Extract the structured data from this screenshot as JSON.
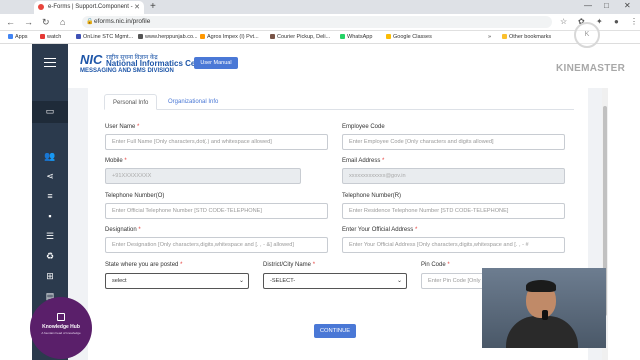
{
  "browser": {
    "tab_title": "e-Forms | Support.Component -",
    "url": "eforms.nic.in/profile",
    "bookmarks": [
      {
        "label": "Apps",
        "color": "#4285f4"
      },
      {
        "label": "watch",
        "color": "#e53935"
      },
      {
        "label": "OnLine STC Mgmt...",
        "color": "#3f51b5"
      },
      {
        "label": "www.herppunjab.co...",
        "color": "#555555"
      },
      {
        "label": "Agros Impex (I) Pvt...",
        "color": "#ff9800"
      },
      {
        "label": "Courier Pickup, Deli...",
        "color": "#795548"
      },
      {
        "label": "WhatsApp",
        "color": "#25d366"
      },
      {
        "label": "Google Classes",
        "color": "#fbbc05"
      }
    ],
    "other_bookmarks": "Other bookmarks"
  },
  "header": {
    "logo_abbr": "NIC",
    "logo_hindi": "राष्ट्रीय सूचना विज्ञान केंद्र",
    "logo_name": "National Informatics Centre",
    "logo_division": "MESSAGING AND SMS DIVISION",
    "user_manual": "User Manual"
  },
  "form": {
    "tabs": [
      "Personal Info",
      "Organizational Info"
    ],
    "fields": {
      "user_name": {
        "label": "User Name",
        "placeholder": "Enter Full Name [Only characters,dot(.) and whitespace allowed]"
      },
      "employee_code": {
        "label": "Employee Code",
        "placeholder": "Enter Employee Code [Only characters and digits allowed]"
      },
      "mobile": {
        "label": "Mobile",
        "value": "+91XXXXXXXX"
      },
      "email": {
        "label": "Email Address",
        "value": "xxxxxxxxxxxxx@gov.in"
      },
      "telephone_o": {
        "label": "Telephone Number(O)",
        "placeholder": "Enter Official Telephone Number [STD CODE-TELEPHONE]"
      },
      "telephone_r": {
        "label": "Telephone Number(R)",
        "placeholder": "Enter Residence Telephone Number [STD CODE-TELEPHONE]"
      },
      "designation": {
        "label": "Designation",
        "placeholder": "Enter Designation [Only characters,digits,whitespace and [. , - &] allowed]"
      },
      "official_address": {
        "label": "Enter Your Official Address",
        "placeholder": "Enter Your Official Address [Only characters,digits,whitespace and [. , - #"
      },
      "state": {
        "label": "State where you are posted",
        "selected": "select"
      },
      "district": {
        "label": "District/City Name",
        "selected": "-SELECT-"
      },
      "pin": {
        "label": "Pin Code",
        "placeholder": "Enter Pin Code [Only"
      }
    },
    "continue_label": "CONTINUE"
  },
  "overlays": {
    "badge_title": "Knowledge Hub",
    "badge_sub": "A fountain head of knowledge",
    "watermark": "KINEMASTER"
  }
}
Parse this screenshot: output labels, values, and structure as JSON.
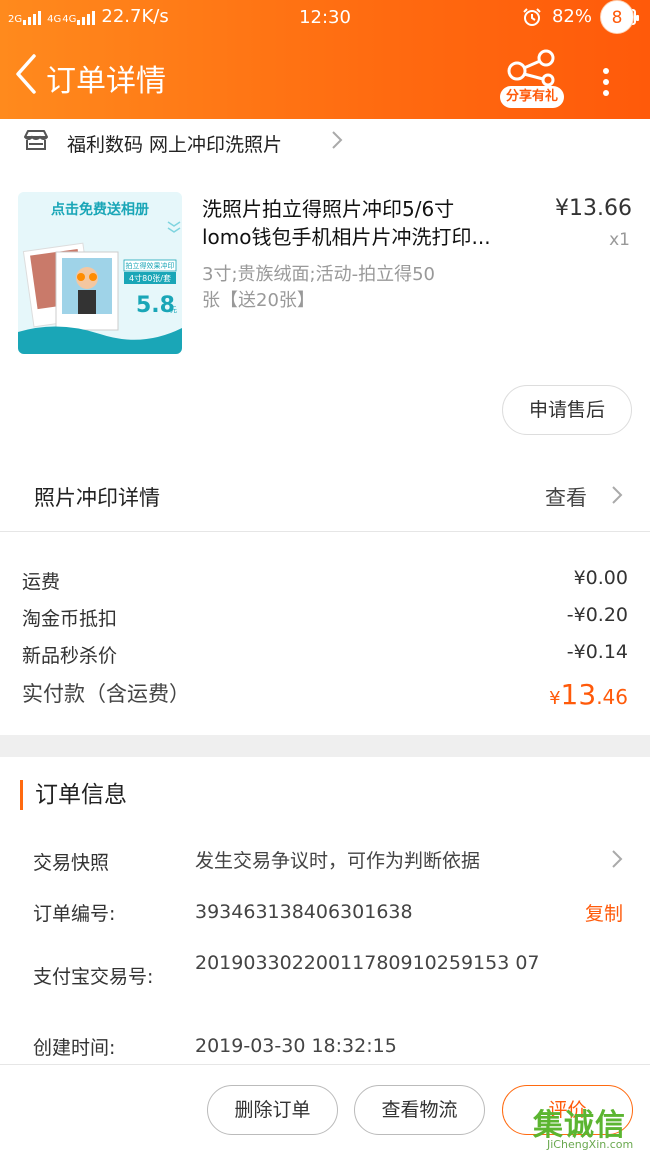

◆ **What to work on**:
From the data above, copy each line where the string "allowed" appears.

◆ **Result for this task**:
        "placeholder": "Enter Full Name [Only characters,dot(.) and whitespace allowed]"
        "placeholder": "Enter Employee Code [Only characters and digits allowed]"
        "placeholder": "Enter Designation [Only characters,digits,whitespace and [. , - &] allowed]"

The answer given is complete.